I just saw my first hummingbird of the season drinking from the pink blossoms of the nepeta subsessilis that surrounds my pear tree. Spiraling round the top of each plant he visited each and every blossom until the shadow of a too close veering catbird with a mouth filled with mulberries scared him off.
Hmm, well the crows have started to hammer at the tiny rock hard pears so there will be no crop again this year and there is a squirrel that sits in the top of my weeping mulberries gorging himself each evening, fascinating both the cats and anyone else who happens to be up at the bedroom window, but eliminating my jam crop one not quite ripe berry at a time. And a chipmunk family has claimed the asparagus patch as home plate, so they’re off limits plus I’ve lost the battle for the dill to the swallowtail butterfly caterpillars.
Okay, so I’m happy to give up the herb in exchange for graceful emergence of yellow and black later in the summer, but I’m starting to feel a little besieged. Something is skeltonizing all my rose leaves, a miner I think, and let’s not even talk about that fact that the afore mentioned roses have their buds and new growth sheared clean off by my own personal pack of stealth deer. Now I have a lot of plants, and there’s plenty for all of us, so I have no idea why these particular deer walk right by masses of hydrangea to browse every single rose, balloon flower and phlox in the place. There’s plenty of tasty hostas for them to munch, but no, they ignore those and head straight for the daylily buds – and only the buds of the expensive specialty lilies, not the few roadside lilies that are mixed in. And for the first time, this year they’ve decided cosmos are yummy. Very upsetting, although expected.
What's disappointing is that I’m still losing the battle of the voles.
>Maybe we can try and teach the local epicures to throw a handkerchief over their heads and eat them the way they do songbirds in France, but until then I’d like to invite all the neighboring cats to a vole hunt at my house ASAP. Quickly, for those who don’t know, voles do not make the tunnels in your yard, those are made by moles, who are eating the grubs, beetles and other sundry proteins that live in your soil.
The voles then use those tunnels to get to plant roots and this is why the astibles that were perfect yesterday have done that fainting thing and lie withered in a heap in your perennial beds. Voles are vegetarians. And there is no truly effective way of getting rid of them. Trust me, I’ve tried everything.
And lets not get me started on the various scale invasions we have this year - so out of control that it’s causing some of my magnolias to die. Or the various and sundry funguses and wilts and blights that people keep asking me to identify and I keep sending up to Cornell Cooperative Extension in Riverhead with the words, “I’m sorry but I have no idea, I’ve never seen that before.”

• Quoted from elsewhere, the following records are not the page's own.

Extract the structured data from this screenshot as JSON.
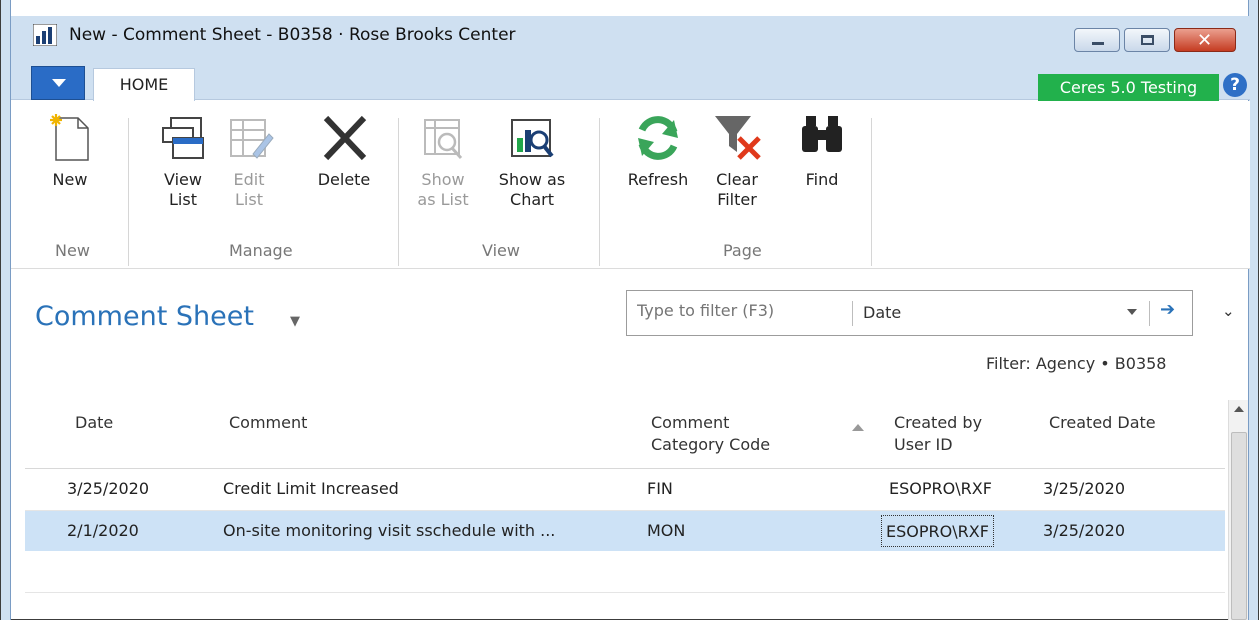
{
  "window": {
    "title": "New - Comment Sheet - B0358 · Rose Brooks Center"
  },
  "tabs": {
    "home": "HOME",
    "env_badge": "Ceres 5.0 Testing",
    "help": "?"
  },
  "ribbon": {
    "new": {
      "l1": "New",
      "l2": ""
    },
    "view_list": {
      "l1": "View",
      "l2": "List"
    },
    "edit_list": {
      "l1": "Edit",
      "l2": "List"
    },
    "delete": {
      "l1": "Delete",
      "l2": ""
    },
    "show_as_list": {
      "l1": "Show",
      "l2": "as List"
    },
    "show_as_chart": {
      "l1": "Show as",
      "l2": "Chart"
    },
    "refresh": {
      "l1": "Refresh",
      "l2": ""
    },
    "clear_filter": {
      "l1": "Clear",
      "l2": "Filter"
    },
    "find": {
      "l1": "Find",
      "l2": ""
    },
    "groups": {
      "new": "New",
      "manage": "Manage",
      "view": "View",
      "page": "Page"
    }
  },
  "page": {
    "title": "Comment Sheet",
    "filter_placeholder": "Type to filter (F3)",
    "filter_field": "Date",
    "filter_status": "Filter: Agency • B0358"
  },
  "table": {
    "headers": {
      "date": "Date",
      "comment": "Comment",
      "category_l1": "Comment",
      "category_l2": "Category Code",
      "created_by_l1": "Created by",
      "created_by_l2": "User ID",
      "created_date": "Created Date"
    },
    "rows": [
      {
        "date": "3/25/2020",
        "comment": "Credit Limit Increased",
        "category": "FIN",
        "created_by": "ESOPRO\\RXF",
        "created_date": "3/25/2020"
      },
      {
        "date": "2/1/2020",
        "comment": "On-site monitoring visit sschedule with ...",
        "category": "MON",
        "created_by": "ESOPRO\\RXF",
        "created_date": "3/25/2020"
      }
    ]
  },
  "colors": {
    "accent_blue": "#2a72b8",
    "badge_green": "#22b14c",
    "selected_row": "#cde2f6",
    "chrome": "#cfe0f1"
  }
}
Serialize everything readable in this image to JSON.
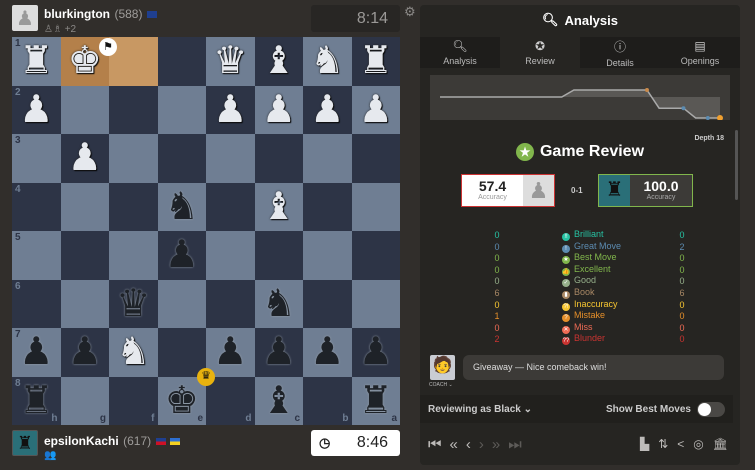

Did I mention my lemon balm is totally out of control? Compared to deer, rodent, insect and fungal issues an invasive herb shouldn’t be that big of a deal, but I made the mistake of putting one tiny plant in years ago (forgetting that it’s in the mint family – code word highly invasive) and now I have enough to harvest as a roadside crop. What’s a girl to do with armfuls of lemon balm? I feel guilty just ripping it out - the scent is spectacular, but last time I cut and hung my invasive spearmint up to dry all it did was get mildewy and gather cobwebs and snarky comments in the kitchen.
And how do I get rid of the onion grass that’s taking over the crabgrass that has already fought back the lawn? Or the glechoma hederacea or creeping Charlie that’s running roughshod throughout the entire property? It’s official. I’m overwhelmed.
However, after doing a little research I’ve come to learn that Lemon Balm is a fantastic remedy for anxiety, so perhaps I need to open that roadside stand after all. And along with lemon balm tea I can serve barbequed vole on a stick (perhaps wrapped in onion grass?) to all the other gardeners in my neighborhood.